The facade of this one storey building is constructed in smooth, stuccoed brick. The two, large twin-lancet windows on the terraces, embellished with renaissance style terracotta objects are also particularly worthy of note. An original, 15th century Venetian, gothic twin-lancet window salvaged from an ancient noble house which had been demolished in the city adorns the palazzo's courtyard. A majestic neo-baroque staircase can also be admired next to the painted nymphaeum and takes visitors up to the main floor of the house, decorated by Modena-born artists Lelio Rossi (1844-1907), Fermo Forti (1839-1911), Andrea Becchi (1849-1926) and Carlo Grossi (1857-1931). The following can be visited with prior booking.
The Large Hall on the Main Floor
Contains furnishings and decorations which have been specifically designed for it, such as its wooden doorframes and the imposing marble fireplace in the late 16th century-inspired living-room located next to it.
The Liberty Parlour

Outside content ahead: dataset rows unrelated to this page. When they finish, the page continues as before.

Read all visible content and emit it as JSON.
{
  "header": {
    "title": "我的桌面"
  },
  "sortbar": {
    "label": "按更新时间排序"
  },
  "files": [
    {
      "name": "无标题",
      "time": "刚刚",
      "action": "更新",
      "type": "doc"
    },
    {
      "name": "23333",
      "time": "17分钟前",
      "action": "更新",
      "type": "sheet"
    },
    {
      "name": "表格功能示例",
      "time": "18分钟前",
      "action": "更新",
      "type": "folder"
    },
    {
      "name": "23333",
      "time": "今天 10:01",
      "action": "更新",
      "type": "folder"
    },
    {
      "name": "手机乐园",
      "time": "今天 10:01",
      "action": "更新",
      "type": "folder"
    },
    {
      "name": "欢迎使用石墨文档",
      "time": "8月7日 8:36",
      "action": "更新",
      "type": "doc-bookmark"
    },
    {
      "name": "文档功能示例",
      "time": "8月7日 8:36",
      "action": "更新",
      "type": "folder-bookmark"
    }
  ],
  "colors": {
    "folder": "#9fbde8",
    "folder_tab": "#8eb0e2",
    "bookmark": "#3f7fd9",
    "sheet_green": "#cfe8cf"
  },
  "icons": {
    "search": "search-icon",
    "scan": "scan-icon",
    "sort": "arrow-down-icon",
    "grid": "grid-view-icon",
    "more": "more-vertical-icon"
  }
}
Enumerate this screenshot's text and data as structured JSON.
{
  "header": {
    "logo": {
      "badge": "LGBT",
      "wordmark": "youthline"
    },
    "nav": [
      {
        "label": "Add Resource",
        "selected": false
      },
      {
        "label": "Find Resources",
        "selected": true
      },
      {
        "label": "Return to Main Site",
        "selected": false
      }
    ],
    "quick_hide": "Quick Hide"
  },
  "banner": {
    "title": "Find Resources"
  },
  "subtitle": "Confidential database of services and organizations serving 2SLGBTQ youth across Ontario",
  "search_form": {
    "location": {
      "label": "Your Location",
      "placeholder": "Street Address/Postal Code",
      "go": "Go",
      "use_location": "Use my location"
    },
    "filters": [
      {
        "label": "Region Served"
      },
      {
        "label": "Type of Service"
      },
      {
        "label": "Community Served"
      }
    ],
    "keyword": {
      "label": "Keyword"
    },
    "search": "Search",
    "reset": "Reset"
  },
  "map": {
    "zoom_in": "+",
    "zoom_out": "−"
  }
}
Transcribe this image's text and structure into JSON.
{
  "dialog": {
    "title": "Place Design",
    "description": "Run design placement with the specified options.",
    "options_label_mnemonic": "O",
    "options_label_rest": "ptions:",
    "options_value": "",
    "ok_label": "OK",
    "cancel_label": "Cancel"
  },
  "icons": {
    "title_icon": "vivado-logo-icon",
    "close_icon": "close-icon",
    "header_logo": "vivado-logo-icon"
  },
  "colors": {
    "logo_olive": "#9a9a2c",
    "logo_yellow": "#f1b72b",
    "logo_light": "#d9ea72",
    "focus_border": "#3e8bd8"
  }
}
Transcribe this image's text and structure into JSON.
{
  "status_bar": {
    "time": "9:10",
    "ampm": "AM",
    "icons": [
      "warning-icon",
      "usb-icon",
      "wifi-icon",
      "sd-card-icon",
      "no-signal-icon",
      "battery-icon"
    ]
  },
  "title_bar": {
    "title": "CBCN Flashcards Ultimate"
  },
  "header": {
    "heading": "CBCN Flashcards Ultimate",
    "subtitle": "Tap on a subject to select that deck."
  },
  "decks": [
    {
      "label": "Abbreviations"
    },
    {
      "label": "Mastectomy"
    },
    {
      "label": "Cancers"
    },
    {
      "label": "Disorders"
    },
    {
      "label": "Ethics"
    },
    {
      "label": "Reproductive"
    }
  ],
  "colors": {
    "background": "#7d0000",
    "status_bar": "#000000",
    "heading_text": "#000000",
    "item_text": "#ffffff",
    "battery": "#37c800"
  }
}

This room still contains its original decorations. Carlo Grossi's (1857-1931) paintings are on display in the "Salotto rosa," and illustrate the "Phases of the day" with frolicking feminine figures intertwined with flowers and with unmistakably liberty touches, particularly in terms of their details: ribbons, veils, hairstyles painted with light, deft brushstrokes and bright colours alluding to an innocent eroticism. The roof paintings in this ample room have been attributed to Lelio Rossi (1844-1907) and contain geometrical representations recalling the late neo-classical period with grotesque touches hinting at neo-renaissance decorations.
The small is found on the ground floor and has been decorated with an exotic, green, hilly landscape which possibly represents Africa during the colonial period between the 19th and 20th centuries.